It took 78 years to make this happen. (photo 2)
It was MRA/IC who helped bring post-war reconciliation between the two countries. In 1957 the Japanese and the Korean delegations attended an MRA conference in the Philippines together. One of them was Mrs. PARK Hyun Sook, a former Cabinet Minister and her husband had been tortured by the Japanese Army and became invalid. Niro HOSHIJIMA who later became the Speaker of the Japanese Parliament and an opposition MP Shidzue KATO apologized to the Korean delegation every day and began to talk to each other at last. Upon their return to Japan, they helped Prime Minister Nobusuke KISHI to give up Japanese property claims which improved the bilateral relationship. (photo 3)
Let me tell you my experience. After graduating from a University, I joined a MRA goodwill mission called “Song of Asia” which consisted of 50 young people from 15 countries from Asia and the Pacific. I travelled with it to 14 countries for two years. In this, I was shocked to know how ignorant I had been about what Japan had done to Asia during the Second World War. Since then I apologized to young people in Asia for what my father’s generation had done. I did it because I felt that rectifying the past was essential to build a better future. (photo 4)
This experience helped me to build a bridge with China. When I became a politician I arranged for the Democratic Party delegation headed by Yukio HATOYAMA to visit a Chinse old lady in Dalian City who had raised a Japanese orphan who had been left behind by their parents. HATOYAMA had attended an MRA conference at Caux, Switzerland and later became the Prime Minister. We thanked her for her generous heart in helping a child of an enemy country. From there we went to meet Vice President HU Jintao in Beijing.
On the Hiroshima atomic bomb monument, the following is written;
‘Sleep in peace. We shall not make the same mistake again’. ‘We’ means the whole of humanity including Japan who had started the war as well as the U.S. who dropped the atomic bomb.
It was Hiroshima Mayor Shinzo HAMAI in 1950 who decided this after attending an MRA conference at Caux to witness the reconciliation between the Germans and French and a visit to Arlington National Cemetery for unknown soldiers in the USA.

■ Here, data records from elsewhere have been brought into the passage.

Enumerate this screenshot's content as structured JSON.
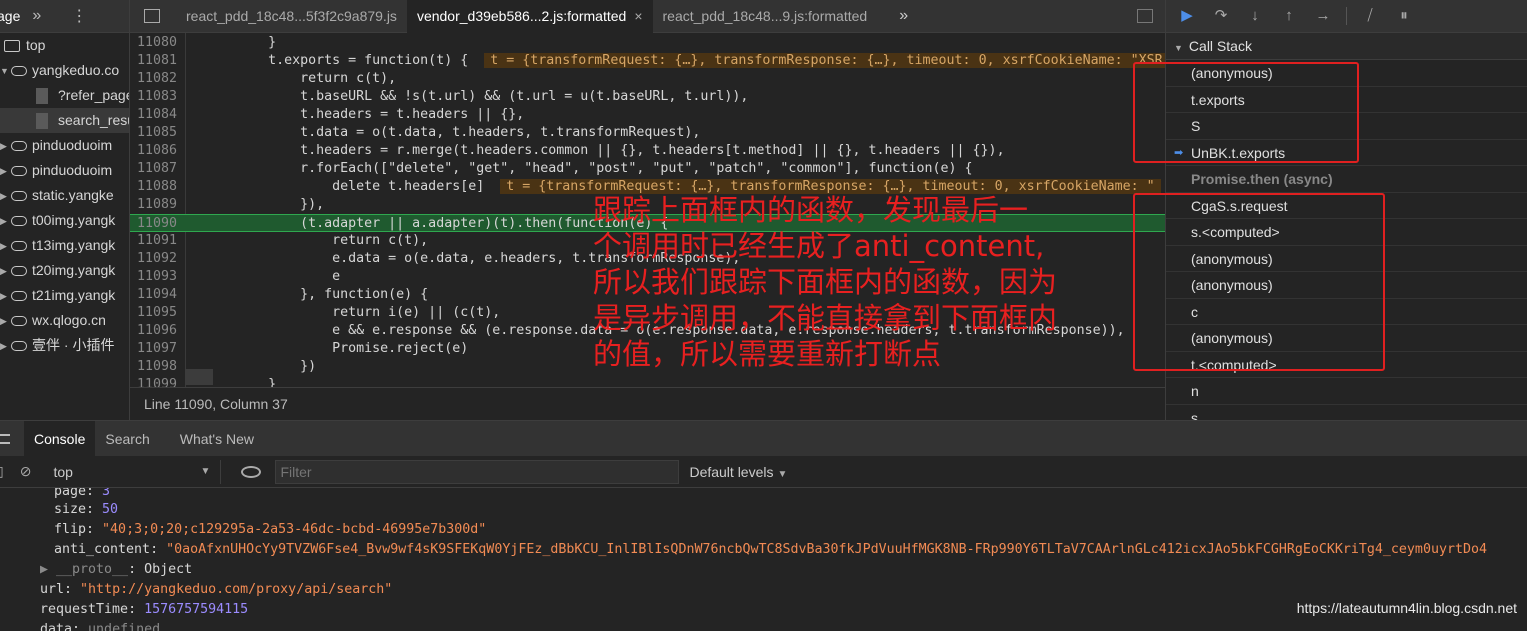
{
  "left_panel": {
    "tab_label": "age",
    "items": [
      {
        "type": "folder",
        "label": "top"
      },
      {
        "type": "cloud",
        "label": "yangkeduo.co",
        "expanded": true
      },
      {
        "type": "file",
        "label": "?refer_page"
      },
      {
        "type": "file",
        "label": "search_resu",
        "selected": true
      },
      {
        "type": "cloud",
        "label": "pinduoduoim"
      },
      {
        "type": "cloud",
        "label": "pinduoduoim"
      },
      {
        "type": "cloud",
        "label": "static.yangke"
      },
      {
        "type": "cloud",
        "label": "t00img.yangk"
      },
      {
        "type": "cloud",
        "label": "t13img.yangk"
      },
      {
        "type": "cloud",
        "label": "t20img.yangk"
      },
      {
        "type": "cloud",
        "label": "t21img.yangk"
      },
      {
        "type": "cloud",
        "label": "wx.qlogo.cn"
      },
      {
        "type": "cloud",
        "label": "壹伴 · 小插件"
      }
    ]
  },
  "file_tabs": [
    {
      "label": "react_pdd_18c48...5f3f2c9a879.js",
      "active": false
    },
    {
      "label": "vendor_d39eb586...2.js:formatted",
      "active": true,
      "close": "×"
    },
    {
      "label": "react_pdd_18c48...9.js:formatted",
      "active": false
    }
  ],
  "editor": {
    "lines": [
      {
        "num": "11080",
        "code": "        }"
      },
      {
        "num": "11081",
        "code": "        t.exports = function(t) {",
        "inline": "t = {transformRequest: {…}, transformResponse: {…}, timeout: 0, xsrfCookieName: \"XSR"
      },
      {
        "num": "11082",
        "code": "            return c(t),"
      },
      {
        "num": "11083",
        "code": "            t.baseURL && !s(t.url) && (t.url = u(t.baseURL, t.url)),"
      },
      {
        "num": "11084",
        "code": "            t.headers = t.headers || {},"
      },
      {
        "num": "11085",
        "code": "            t.data = o(t.data, t.headers, t.transformRequest),"
      },
      {
        "num": "11086",
        "code": "            t.headers = r.merge(t.headers.common || {}, t.headers[t.method] || {}, t.headers || {}),"
      },
      {
        "num": "11087",
        "code": "            r.forEach([\"delete\", \"get\", \"head\", \"post\", \"put\", \"patch\", \"common\"], function(e) {"
      },
      {
        "num": "11088",
        "code": "                delete t.headers[e]",
        "inline": "t = {transformRequest: {…}, transformResponse: {…}, timeout: 0, xsrfCookieName: \""
      },
      {
        "num": "11089",
        "code": "            }),"
      },
      {
        "num": "11090",
        "code": "            (t.adapter || a.adapter)(t).then(function(e) {",
        "highlight": true
      },
      {
        "num": "11091",
        "code": "                return c(t),"
      },
      {
        "num": "11092",
        "code": "                e.data = o(e.data, e.headers, t.transformResponse),"
      },
      {
        "num": "11093",
        "code": "                e"
      },
      {
        "num": "11094",
        "code": "            }, function(e) {"
      },
      {
        "num": "11095",
        "code": "                return i(e) || (c(t),"
      },
      {
        "num": "11096",
        "code": "                e && e.response && (e.response.data = o(e.response.data, e.response.headers, t.transformResponse)),"
      },
      {
        "num": "11097",
        "code": "                Promise.reject(e)"
      },
      {
        "num": "11098",
        "code": "            })"
      },
      {
        "num": "11099",
        "code": "        }"
      }
    ],
    "status": "Line 11090, Column 37"
  },
  "debugger": {
    "call_stack_title": "Call Stack",
    "frames": [
      {
        "label": "(anonymous)"
      },
      {
        "label": "t.exports"
      },
      {
        "label": "S"
      },
      {
        "label": "UnBK.t.exports",
        "current": true
      },
      {
        "label": "Promise.then (async)",
        "async": true
      },
      {
        "label": "CgaS.s.request"
      },
      {
        "label": "s.<computed>"
      },
      {
        "label": "(anonymous)"
      },
      {
        "label": "(anonymous)"
      },
      {
        "label": "c"
      },
      {
        "label": "(anonymous)"
      },
      {
        "label": "t.<computed>"
      },
      {
        "label": "n"
      },
      {
        "label": "s"
      }
    ]
  },
  "annotation": {
    "lines": [
      "跟踪上面框内的函数，发现最后一",
      "个调用时已经生成了anti_content,",
      "所以我们跟踪下面框内的函数，因为",
      "是异步调用，不能直接拿到下面框内",
      "的值，所以需要重新打断点"
    ],
    "color": "#e82020"
  },
  "drawer": {
    "tabs": [
      {
        "label": "Console",
        "active": true
      },
      {
        "label": "Search"
      },
      {
        "label": "What's New"
      }
    ],
    "context": "top",
    "filter_placeholder": "Filter",
    "levels": "Default levels"
  },
  "console": {
    "page_key": "page",
    "page_val": "3",
    "size_key": "size",
    "size_val": "50",
    "flip_key": "flip",
    "flip_val": "\"40;3;0;20;c129295a-2a53-46dc-bcbd-46995e7b300d\"",
    "anti_key": "anti_content",
    "anti_val": "\"0aoAfxnUHOcYy9TVZW6Fse4_Bvw9wf4sK9SFEKqW0YjFEz_dBbKCU_InlIBlIsQDnW76ncbQwTC8SdvBa30fkJPdVuuHfMGK8NB-FRp990Y6TLTaV7CAArlnGLc412icxJAo5bkFCGHRgEoCKKriTg4_ceym0uyrtDo4",
    "proto_key": "__proto__",
    "proto_val": "Object",
    "url_key": "url",
    "url_val": "\"http://yangkeduo.com/proxy/api/search\"",
    "rt_key": "requestTime",
    "rt_val": "1576757594115",
    "data_key": "data",
    "data_val": "undefined"
  },
  "watermark": "https://lateautumn4lin.blog.csdn.net"
}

Hiroshima Mayor Kazumi MATSUI on August 6 this year quoted from Mahatma GANDHI of India, ‘Nonviolence is the greatest force at the disposal of mankind. It is mightier than the mightiest weapon of destruction devised by the ingenuity of a man’. The Mayor said “To end the current war, the leaders of nations should act by Gandhi's assertion and the Programme of Action on a Culture of Peace which the United Nations General Assembly has adopted. ” (photo 7)
I am sure that this Forum can create a Culture of Peace as was described by Hiroshima students. In this culture, you can formulate ideas on artificial intelligence (AI) and other advanced technologies in a digital age, coping with the ageing society with a declining birth rate and creating an environmentally-friendly society.

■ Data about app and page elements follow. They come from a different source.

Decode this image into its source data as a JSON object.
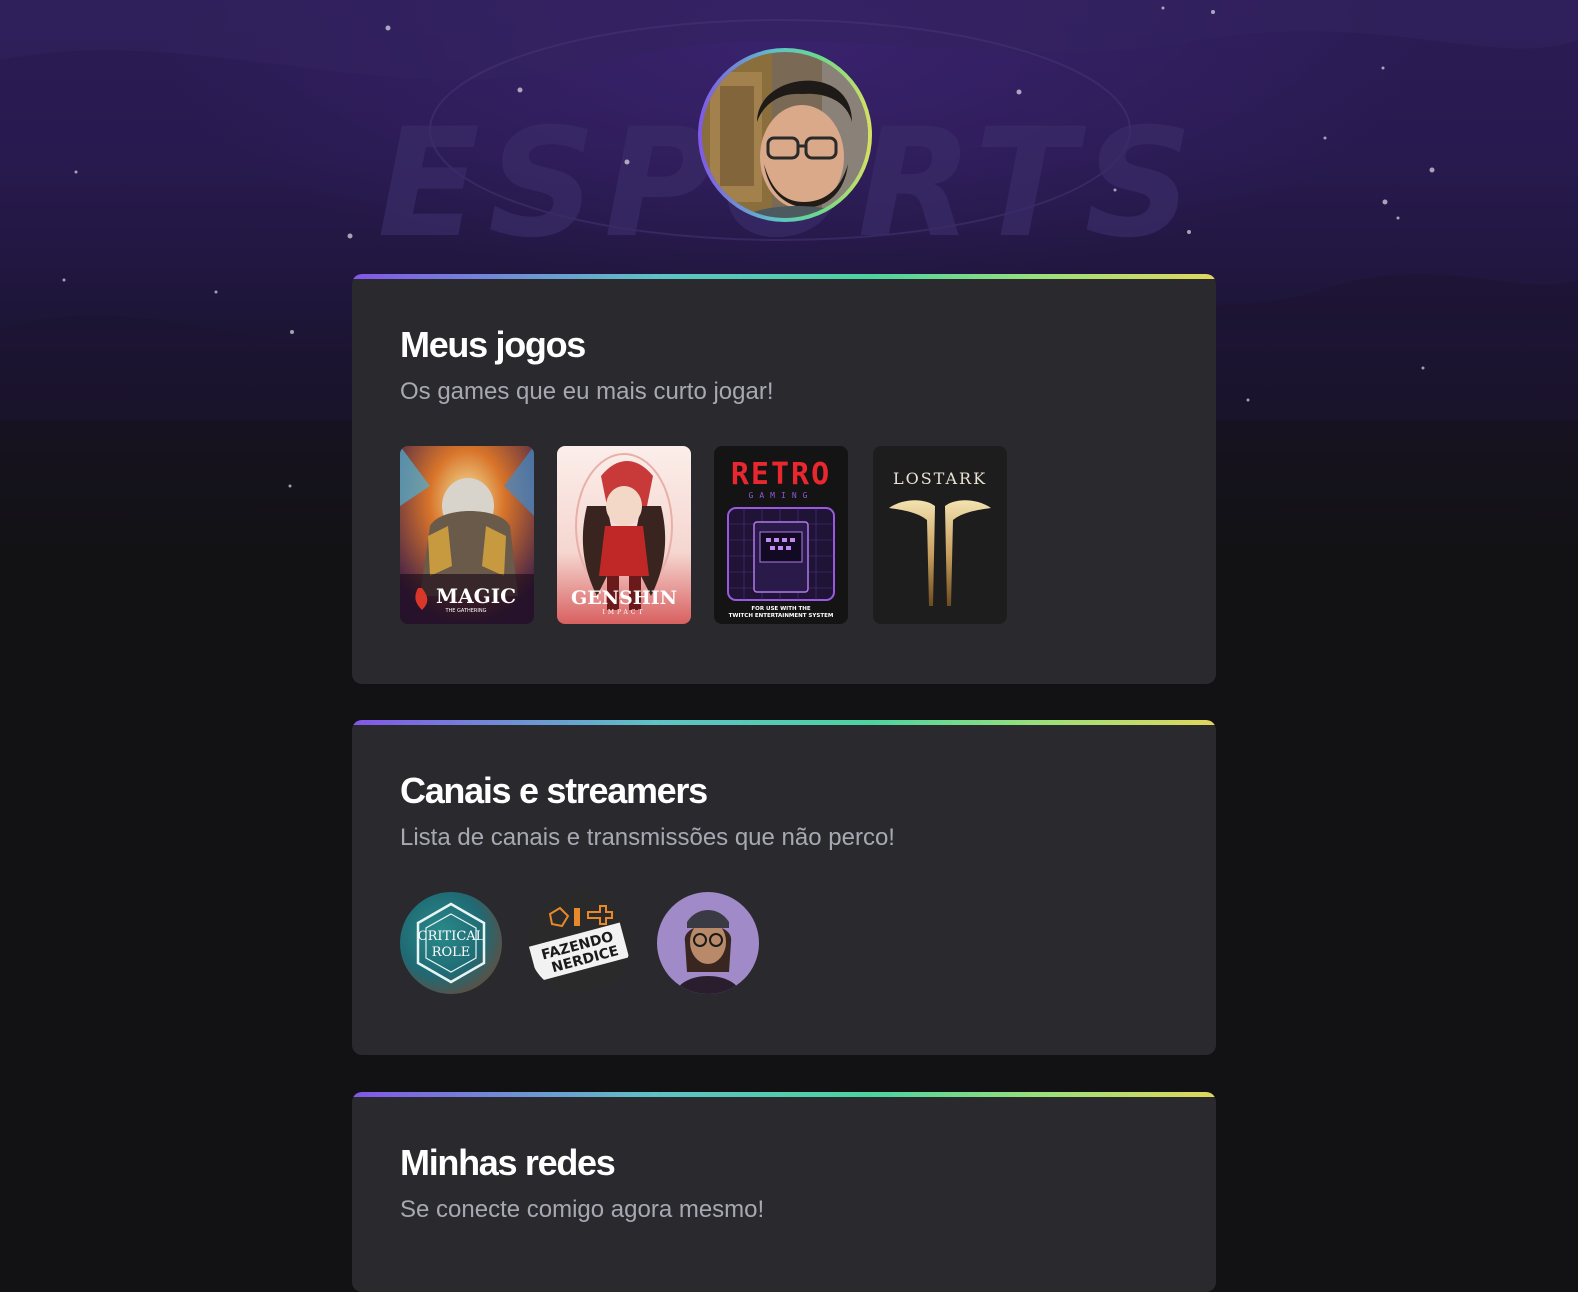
{
  "profile": {
    "avatar_alt": "Foto de perfil",
    "background_word": "ESPORTS"
  },
  "sections": {
    "games": {
      "title": "Meus jogos",
      "subtitle": "Os games que eu mais curto jogar!",
      "items": [
        {
          "name": "Magic: The Gathering",
          "logo": "MAGIC",
          "logo_sub": "THE GATHERING"
        },
        {
          "name": "Genshin Impact",
          "logo": "GENSHIN",
          "logo_sub": "IMPACT"
        },
        {
          "name": "Retro Gaming",
          "logo": "RETRO",
          "logo_sub": "GAMING",
          "footer_1": "FOR USE WITH THE",
          "footer_2": "TWITCH ENTERTAINMENT SYSTEM"
        },
        {
          "name": "Lost Ark",
          "logo": "LOSTARK"
        }
      ]
    },
    "channels": {
      "title": "Canais e streamers",
      "subtitle": "Lista de canais e transmissões que não perco!",
      "items": [
        {
          "name": "Critical Role",
          "logo_1": "CRITICAL",
          "logo_2": "ROLE"
        },
        {
          "name": "Fazendo Nerdice",
          "logo_1": "FAZENDO",
          "logo_2": "NERDICE"
        },
        {
          "name": "Streamer"
        }
      ]
    },
    "social": {
      "title": "Minhas redes",
      "subtitle": "Se conecte comigo agora mesmo!"
    }
  },
  "colors": {
    "page_bg": "#121214",
    "card_bg": "#29292e",
    "accent_gradient": [
      "#8257e6",
      "#5ec2c6",
      "#4cd3a0",
      "#e2d65c"
    ],
    "title": "#ffffff",
    "subtitle": "#a8a8b3"
  }
}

On the Occasion of the Memorial Ceremony on August 15, the Emperor of Japan spoke as follows:
“Looking back on the long period of post-war peace, reflecting on or regretting our past and bearing in mind the feelings of deep remorse, I earnestly hope that the ravages of war will never again be repeated.”
On the same day at the Liberation Day Event, President Yoon Suk Yeol spoke as follows:
“Korea and Japan are now partners who share universal values and pursue common interests. Korea and Japan will be able to jointly contribute to peace and prosperity across the globe while collaborating and exchanging in a future-oriented manner.”
I strongly believe that Japan, Korea and China can collaborate and exchange in a future-oriented manner.
You, Young people, are free from past shackles and can act as agents of change.
I wish you great success in the Forum and a great future ahead of you all.